Well -- 1970's maybe. 1960's were more about drum storage and all that. Even in the early '70s, the 029 keypunches didn't let us correct typos -- you had to hold the "dup" key down to duplicate the bit you got right, and then carry on keying from where the mistake started. The 129's were much better, as they only punched the card after you finished the whole line.

Although come to think of it, I did write a nice simple weather app in 360/Assembler for a class in 1974.

+ - 2015 Corvette Valet Mode Recorder illegal in some states->

Submitted by innocent_white_lamb
innocent_white_lamb (151825) writes "The 2015 Corvette has a Valet Mode that records audio and video when someone other than the owner is driving the car. Activating the Valet Mode allows you to record front-facing video as well as capture audio from within the car so you can help keep your Corvette safe when itâ(TM)s in the hands of others.

Well it turns out that recording audio from within the car may be considered a felony in some states that require notice and consent to individuals that they are being recorded and now GM is sending notices out to dealerships and customers alerting them to this fact as well as promising a future update to the PDR system."

Link to Original Source

+ - First Hands-on with the Incredible New Oculus Rift VR Headset->

Submitted by muterobert
muterobert (2927951) writes "One of the stand-out demos put me in front of an alien on some sort of Moon-like world. The alien was looking at me and speaking in an unfamiliar tongue. When I moved my head, its gaze followed me. Its big and detailed eyes, combined with reaction to me as I moved, imbued it with a sense of living that was really cool. Spaceships flew over head and drew my gaze behind me, leading me to look at some incredibly detailed scenery."
Link to Original Source

Comment: Re:Parallax. (Score 1) 425

by evenmoreconfused (#47925725) Attached to: Apple Edits iPhone 6's Protruding Camera Out of Official Photos

Hello fellow pedant.

You have to extend the planes into the plane of the camera view.

When the front and back planes are extended it is entirely possible for the camera view plane to be perpendicular to both. In fact, it would be impossible for it to be perpendicular to only one since you pointed out that the front and back planes are parallel.

True. Mea culpa.

What I was objecting to was something else, implied in parent post, to the effect that the lens axis lay on the both the front and back planes of the phone at the same time.
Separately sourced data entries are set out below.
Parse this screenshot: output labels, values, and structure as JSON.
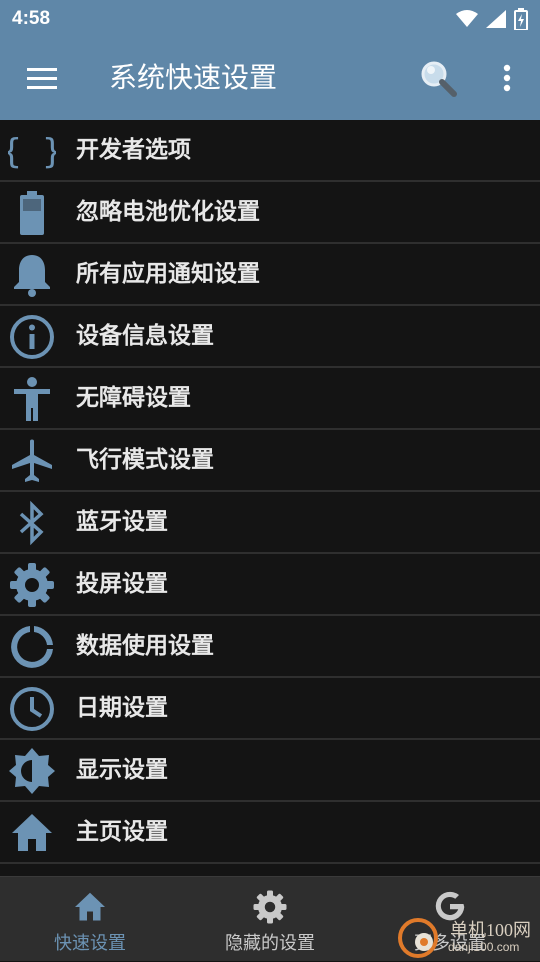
{
  "status_bar": {
    "time": "4:58",
    "icons": [
      "wifi-icon",
      "signal-icon",
      "battery-charging-icon"
    ]
  },
  "app_bar": {
    "title": "系统快速设置",
    "icons": [
      "menu-icon",
      "search-icon",
      "more-vert-icon"
    ]
  },
  "colors": {
    "app_bar": "#5f87a8",
    "icon": "#6c93b4",
    "background": "#141414",
    "nav_active": "#6c93b4",
    "nav_inactive": "#c9c9c9"
  },
  "items": [
    {
      "label": "开发者选项",
      "icon": "braces-icon"
    },
    {
      "label": "忽略电池优化设置",
      "icon": "battery-icon"
    },
    {
      "label": "所有应用通知设置",
      "icon": "bell-icon"
    },
    {
      "label": "设备信息设置",
      "icon": "info-icon"
    },
    {
      "label": "无障碍设置",
      "icon": "accessibility-icon"
    },
    {
      "label": "飞行模式设置",
      "icon": "airplane-icon"
    },
    {
      "label": "蓝牙设置",
      "icon": "bluetooth-icon"
    },
    {
      "label": "投屏设置",
      "icon": "gear-icon"
    },
    {
      "label": "数据使用设置",
      "icon": "data-usage-icon"
    },
    {
      "label": "日期设置",
      "icon": "clock-icon"
    },
    {
      "label": "显示设置",
      "icon": "brightness-icon"
    },
    {
      "label": "主页设置",
      "icon": "home-icon"
    }
  ],
  "bottom_nav": [
    {
      "label": "快速设置",
      "icon": "home-icon",
      "active": true
    },
    {
      "label": "隐藏的设置",
      "icon": "gear-icon",
      "active": false
    },
    {
      "label": "更多设置",
      "icon": "google-icon",
      "active": false
    }
  ],
  "watermark": {
    "text": "单机100网",
    "url": "danji100.com"
  }
}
But I expressed it poorly.

Dennis Ritchie is twice as bright as Steve Jobs, and only half wrong. -- Jim Gettys